According to the National Health and Family Planning Commission, more than 10,000 professionals have received training through the program, which has paired hospitals in the region with those in major cities since 2012.

Over the period, some 3,300 medical trainers from other provinces have been sent to Xinjiang, and around 590 local professionals have studied outside the region.

The medical assistance program for Xinjiang kicked off more than two decades ago. Nearly 50,000 medical experts from around China have been sent to the region, but the lack of capable doctors and medical expertise is still one of the factors holding back Xinjiang"s health and medical progress, because when the experts leave conditions slide back to their original levels.

In 2011, the central government brought a new assistance program to Xinjiang. It requires 19 provinces, municipalities and ministries to support Xinjiang"s development in different fields. In the health sector, more emphasis has been put on cultivating a medical corps that will stay long-term.

For instance, Jiangsu province paired one of its medical experts with three Xinjiang doctors and incorporated their performance into their annual assessments. Fujian province has sent 100 medical experts to Xinjiang every year, and it receives 100 doctors from the region to study and work in Fujian, according to the Xinjiang Health and Family Planning Commission.

In addition to training opportunities, Xinjiang has also crafted preferential policies to boost the development of local medical professionals, including making it easier for local doctors to earn qualifications and get promotions, and exempting medical students from tuition fees if they serve in certain places in Xinjiang, according to the national health commission.

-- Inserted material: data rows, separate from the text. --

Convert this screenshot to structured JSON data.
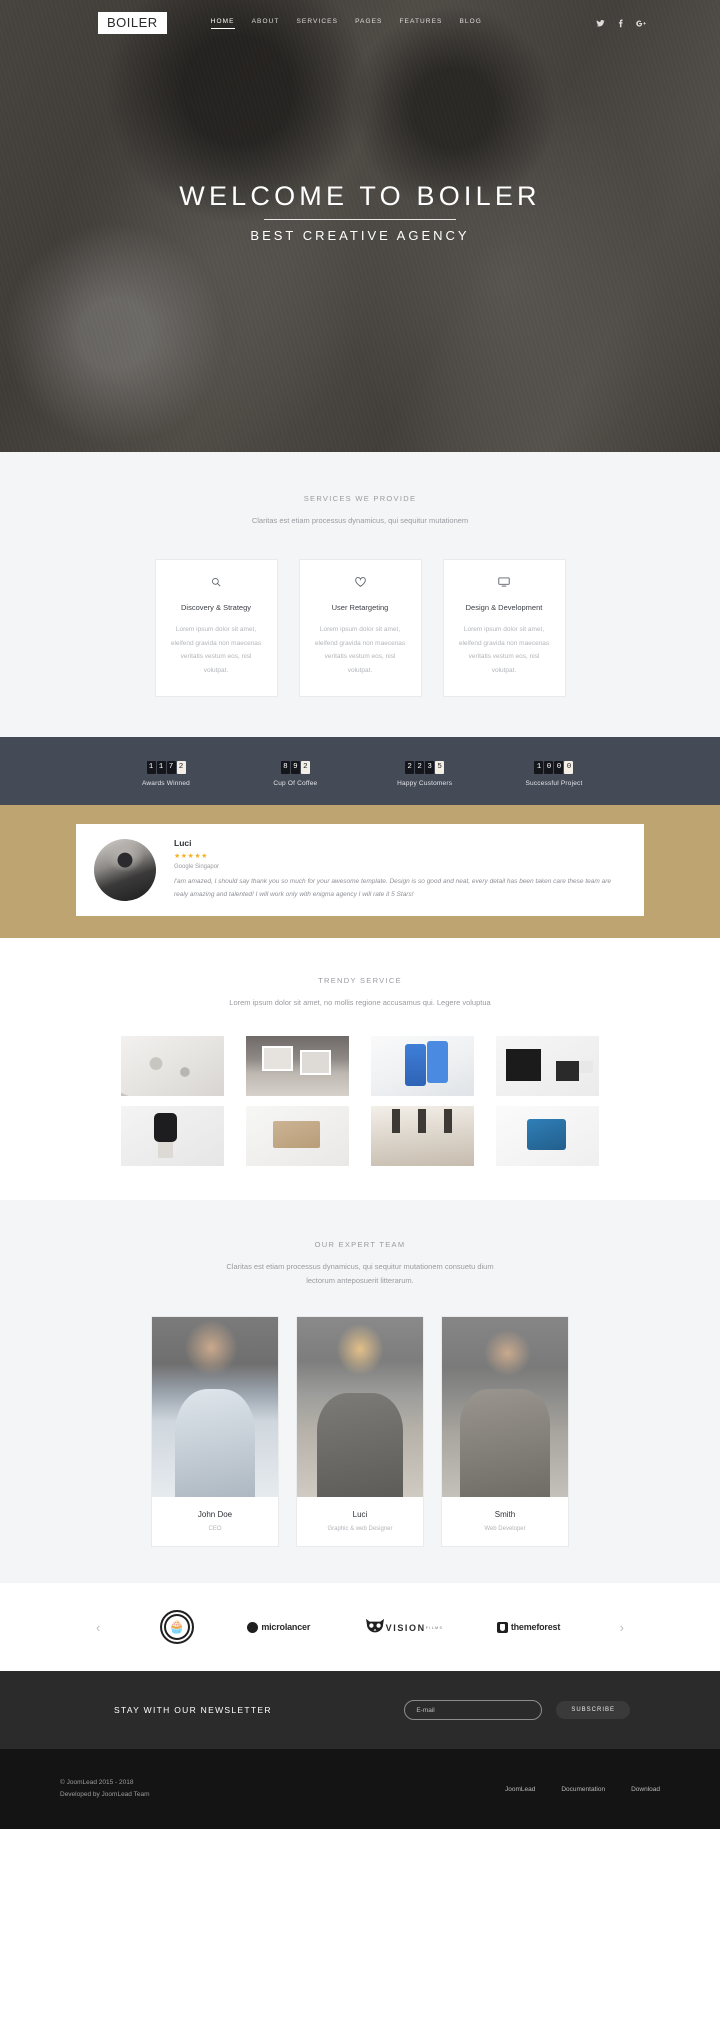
{
  "header": {
    "logo": "BOILER",
    "nav": [
      {
        "label": "HOME",
        "active": true
      },
      {
        "label": "ABOUT",
        "active": false
      },
      {
        "label": "SERVICES",
        "active": false
      },
      {
        "label": "PAGES",
        "active": false
      },
      {
        "label": "FEATURES",
        "active": false
      },
      {
        "label": "BLOG",
        "active": false
      }
    ],
    "socials": [
      "twitter-icon",
      "facebook-icon",
      "google-plus-icon"
    ]
  },
  "hero": {
    "title": "WELCOME TO BOILER",
    "subtitle": "BEST CREATIVE AGENCY"
  },
  "services": {
    "title": "SERVICES WE PROVIDE",
    "subtitle": "Claritas est etiam processus dynamicus, qui sequitur mutationem",
    "cards": [
      {
        "icon": "search-icon",
        "title": "Discovery & Strategy",
        "text": "Lorem ipsum dolor sit amet, eleifend gravida non maecenas veritatis vestum eos, nisl volutpat."
      },
      {
        "icon": "heart-icon",
        "title": "User Retargeting",
        "text": "Lorem ipsum dolor sit amet, eleifend gravida non maecenas veritatis vestum eos, nisl volutpat."
      },
      {
        "icon": "monitor-icon",
        "title": "Design & Development",
        "text": "Lorem ipsum dolor sit amet, eleifend gravida non maecenas veritatis vestum eos, nisl volutpat."
      }
    ]
  },
  "counters": [
    {
      "value": "1172",
      "label": "Awards Winned"
    },
    {
      "value": "892",
      "label": "Cup Of Coffee"
    },
    {
      "value": "2235",
      "label": "Happy Customers"
    },
    {
      "value": "1000",
      "label": "Successful Project"
    }
  ],
  "testimonial": {
    "name": "Luci",
    "stars": "★★★★★",
    "role": "Google Singapor",
    "quote": "I'am amazed, I should say thank you so much for your awesome template. Design is so good and neat, every detail has been taken care these team are realy amazing and talented! I will work only with enigma agency  I will rate it 5 Stars!"
  },
  "trendy": {
    "title": "TRENDY SERVICE",
    "subtitle": "Lorem ipsum dolor sit amet, no mollis regione accusamus qui. Legere voluptua",
    "tiles": [
      "stationery-mockup",
      "living-room-frames",
      "phone-app-mockup",
      "business-card-set",
      "smart-watch-mockup",
      "kraft-box-mockup",
      "interior-kitchen",
      "blue-mug-mockup"
    ]
  },
  "team": {
    "title": "OUR EXPERT TEAM",
    "subtitle_line1": "Claritas est etiam processus dynamicus, qui sequitur mutationem consuetu dium",
    "subtitle_line2": "lectorum anteposuerit litterarum.",
    "members": [
      {
        "name": "John Doe",
        "role": "CEO"
      },
      {
        "name": "Luci",
        "role": "Graphic & web Designer"
      },
      {
        "name": "Smith",
        "role": "Web Developer"
      }
    ]
  },
  "logos": {
    "prev": "‹",
    "next": "›",
    "brands": [
      {
        "name": "cupcake-badge-logo",
        "label": ""
      },
      {
        "name": "microlancer-logo",
        "label": "microlancer"
      },
      {
        "name": "vision-films-logo",
        "label": "VISION",
        "sublabel": "FILMS"
      },
      {
        "name": "themeforest-logo",
        "label": "themeforest"
      }
    ]
  },
  "newsletter": {
    "title": "STAY WITH OUR NEWSLETTER",
    "placeholder": "E-mail",
    "value": "",
    "button": "SUBSCRIBE"
  },
  "footer": {
    "copyright_line1": "© JoomLead 2015 - 2018",
    "copyright_line2": "Developed by JoomLead Team",
    "links": [
      "JoomLead",
      "Documentation",
      "Download"
    ]
  },
  "colors": {
    "accent_gold": "#bea471",
    "counters_bg": "#454a57",
    "footer_bg": "#141414",
    "newsletter_bg": "#2b2b2b",
    "star_gold": "#f0b429"
  }
}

"We have been innovating the talent training mechanism - changing from getting blood transfusions to forming blood on our own," Yin Yulin, deputy director of the Xinjiang commission, said of the new effort at a work conference on July 13.

Li Xinwei, head of the South Xinjiang workstation of the Chinese Center for Disease Control and Prevention, said: "We have been talking about assistance for Xinjiang for many years, but I prefer the concept of building up Xinjiang. We should put more emphasis on training our own medical professionals and standing on our own."

Li Lei contributed to this story.